─── Study material

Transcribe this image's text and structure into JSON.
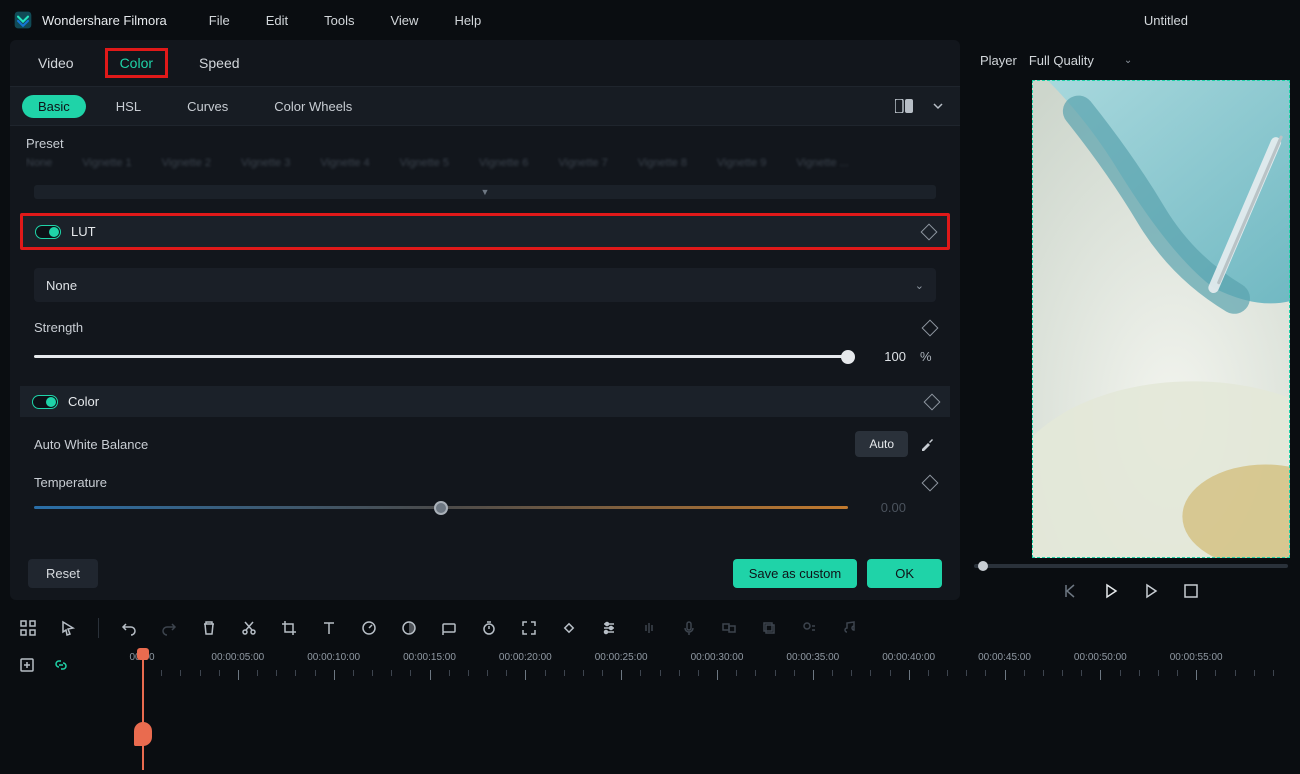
{
  "app": {
    "name": "Wondershare Filmora",
    "document": "Untitled"
  },
  "menu": {
    "file": "File",
    "edit": "Edit",
    "tools": "Tools",
    "view": "View",
    "help": "Help"
  },
  "primary_tabs": {
    "video": "Video",
    "color": "Color",
    "speed": "Speed"
  },
  "sub_tabs": {
    "basic": "Basic",
    "hsl": "HSL",
    "curves": "Curves",
    "wheels": "Color Wheels"
  },
  "preset": {
    "label": "Preset"
  },
  "lut": {
    "label": "LUT",
    "dropdown": "None",
    "strength_label": "Strength",
    "strength_value": "100",
    "strength_unit": "%"
  },
  "color": {
    "label": "Color",
    "awb_label": "Auto White Balance",
    "auto_btn": "Auto",
    "temperature_label": "Temperature",
    "temperature_value": "0.00"
  },
  "footer": {
    "reset": "Reset",
    "save": "Save as custom",
    "ok": "OK"
  },
  "player": {
    "label": "Player",
    "quality": "Full Quality"
  },
  "timeline": {
    "marks": [
      "00:00",
      "00:00:05:00",
      "00:00:10:00",
      "00:00:15:00",
      "00:00:20:00",
      "00:00:25:00",
      "00:00:30:00",
      "00:00:35:00",
      "00:00:40:00",
      "00:00:45:00",
      "00:00:50:00",
      "00:00:55:00"
    ]
  }
}
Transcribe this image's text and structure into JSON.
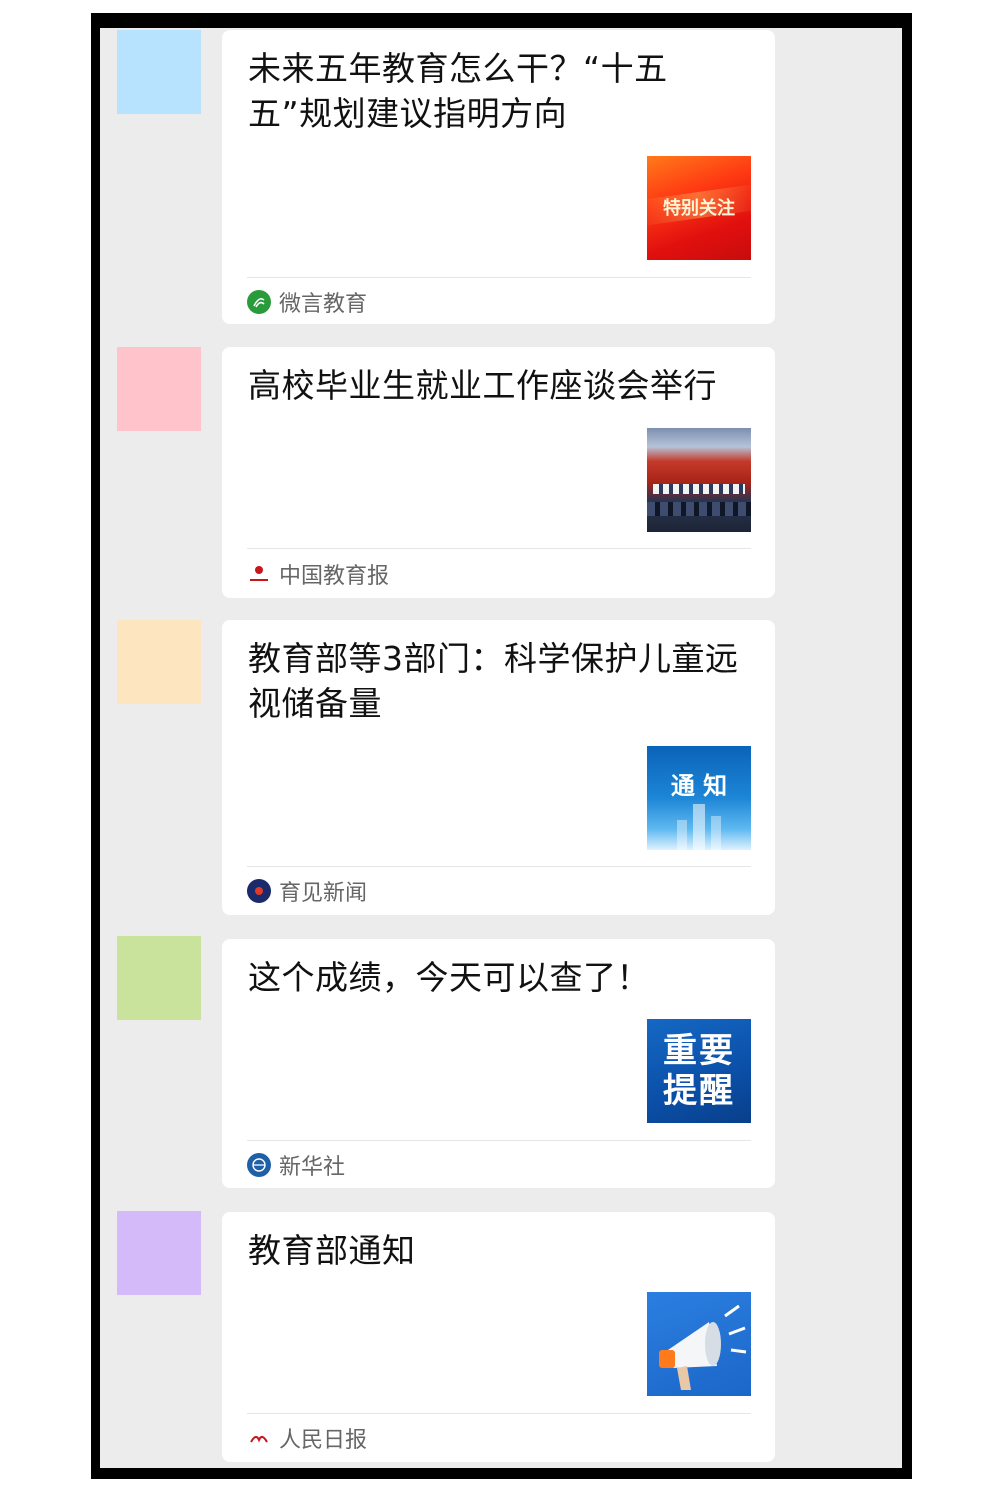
{
  "feed": [
    {
      "avatar_color": "#b7e3ff",
      "title": "未来五年教育怎么干？“十五五”规划建议指明方向",
      "thumb_text": "特别关注",
      "thumb_icon": "red-banner-image",
      "source": "微言教育",
      "source_icon": "weiyan-logo-icon"
    },
    {
      "avatar_color": "#ffc3cb",
      "title": "高校毕业生就业工作座谈会举行",
      "thumb_text": "",
      "thumb_icon": "meeting-photo-image",
      "source": "中国教育报",
      "source_icon": "jiaoyubao-logo-icon"
    },
    {
      "avatar_color": "#fde6bf",
      "title": "教育部等3部门：科学保护儿童远视储备量",
      "thumb_text": "通 知",
      "thumb_icon": "notice-city-image",
      "source": "育见新闻",
      "source_icon": "yujian-logo-icon"
    },
    {
      "avatar_color": "#c9e39c",
      "title": "这个成绩，今天可以查了！",
      "thumb_text": "重要提醒",
      "thumb_icon": "important-reminder-image",
      "source": "新华社",
      "source_icon": "xinhua-logo-icon"
    },
    {
      "avatar_color": "#d5baf9",
      "title": "教育部通知",
      "thumb_text": "",
      "thumb_icon": "megaphone-image",
      "source": "人民日报",
      "source_icon": "renmin-logo-icon"
    }
  ]
}
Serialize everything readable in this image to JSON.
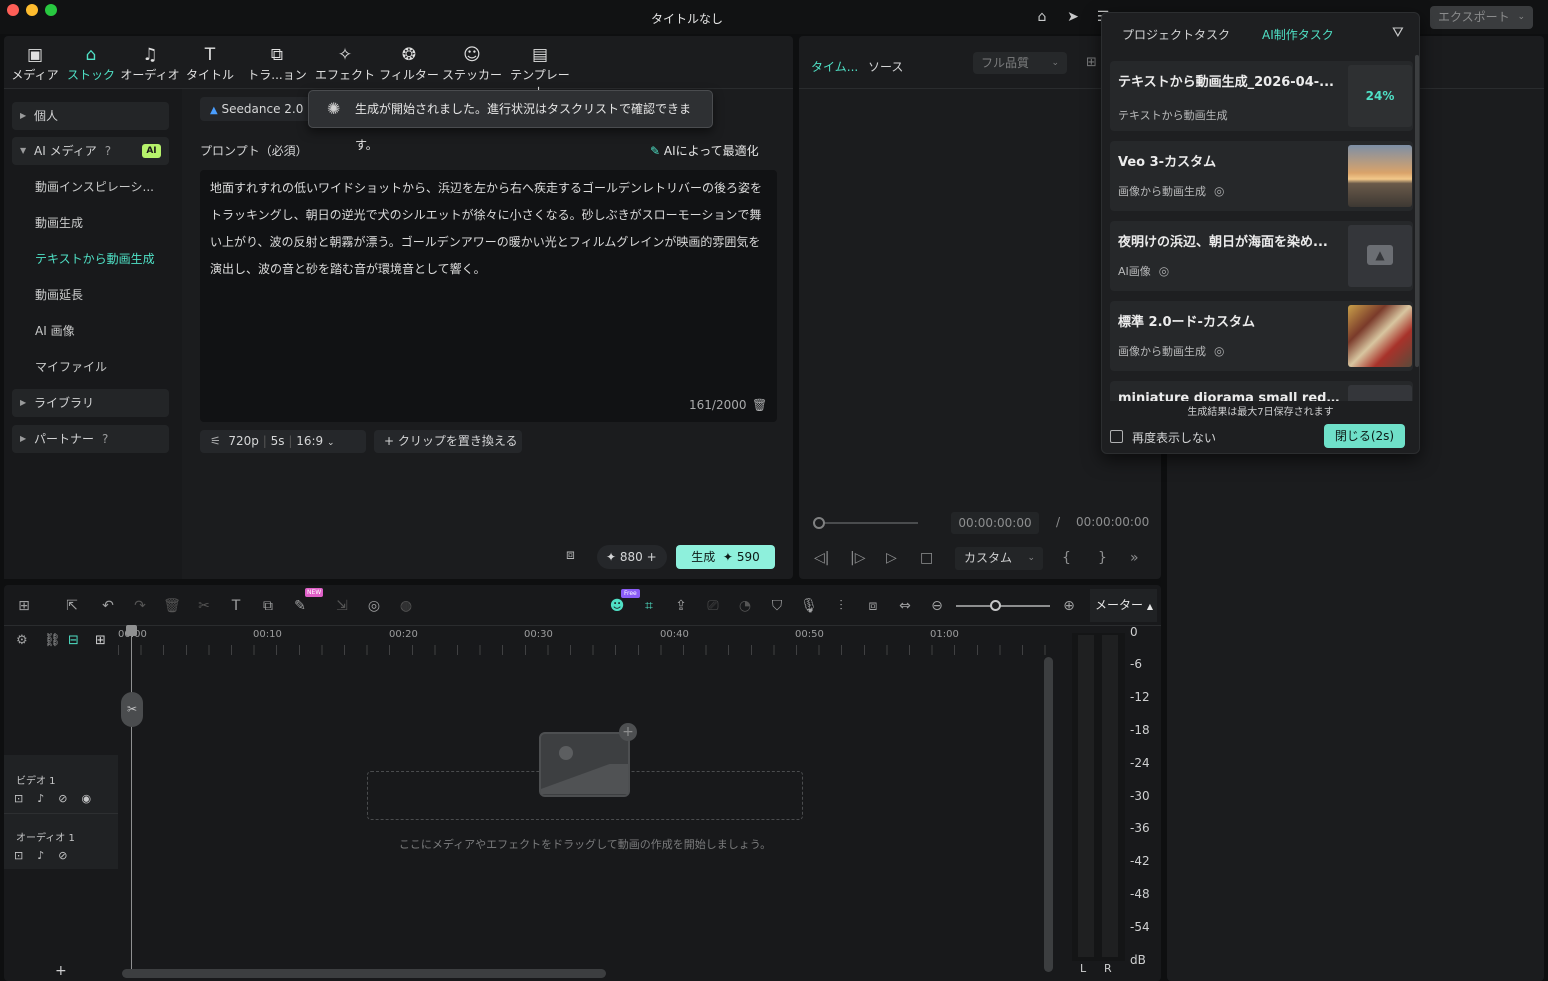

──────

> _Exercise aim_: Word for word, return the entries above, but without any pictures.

> _Exercise answer_:
Transcribe this image's text and structure into JSON.
{
  "app": {
    "name": "Wondershare Filmora",
    "document": "Untitled"
  },
  "menu": {
    "file": "File",
    "edit": "Edit",
    "tools": "Tools",
    "view": "View",
    "help": "Help"
  },
  "primary_tabs": {
    "video": "Video",
    "color": "Color",
    "speed": "Speed"
  },
  "sub_tabs": {
    "basic": "Basic",
    "hsl": "HSL",
    "curves": "Curves",
    "wheels": "Color Wheels"
  },
  "preset": {
    "label": "Preset"
  },
  "lut": {
    "label": "LUT",
    "dropdown": "None",
    "strength_label": "Strength",
    "strength_value": "100",
    "strength_unit": "%"
  },
  "color": {
    "label": "Color",
    "awb_label": "Auto White Balance",
    "auto_btn": "Auto",
    "temperature_label": "Temperature",
    "temperature_value": "0.00"
  },
  "footer": {
    "reset": "Reset",
    "save": "Save as custom",
    "ok": "OK"
  },
  "player": {
    "label": "Player",
    "quality": "Full Quality"
  },
  "timeline": {
    "marks": [
      "00:00",
      "00:00:05:00",
      "00:00:10:00",
      "00:00:15:00",
      "00:00:20:00",
      "00:00:25:00",
      "00:00:30:00",
      "00:00:35:00",
      "00:00:40:00",
      "00:00:45:00",
      "00:00:50:00",
      "00:00:55:00"
    ]
  }
}
Transcribe this image's text and structure into JSON.
{
  "feed": [
    {
      "avatar_color": "#b7e3ff",
      "title": "未来五年教育怎么干？“十五五”规划建议指明方向",
      "thumb_text": "特别关注",
      "thumb_icon": "red-banner-image",
      "source": "微言教育",
      "source_icon": "weiyan-logo-icon"
    },
    {
      "avatar_color": "#ffc3cb",
      "title": "高校毕业生就业工作座谈会举行",
      "thumb_text": "",
      "thumb_icon": "meeting-photo-image",
      "source": "中国教育报",
      "source_icon": "jiaoyubao-logo-icon"
    },
    {
      "avatar_color": "#fde6bf",
      "title": "教育部等3部门：科学保护儿童远视储备量",
      "thumb_text": "通 知",
      "thumb_icon": "notice-city-image",
      "source": "育见新闻",
      "source_icon": "yujian-logo-icon"
    },
    {
      "avatar_color": "#c9e39c",
      "title": "这个成绩，今天可以查了！",
      "thumb_text": "重要提醒",
      "thumb_icon": "important-reminder-image",
      "source": "新华社",
      "source_icon": "xinhua-logo-icon"
    },
    {
      "avatar_color": "#d5baf9",
      "title": "教育部通知",
      "thumb_text": "",
      "thumb_icon": "megaphone-image",
      "source": "人民日报",
      "source_icon": "renmin-logo-icon"
    }
  ]
}
Serialize everything readable in this image to JSON.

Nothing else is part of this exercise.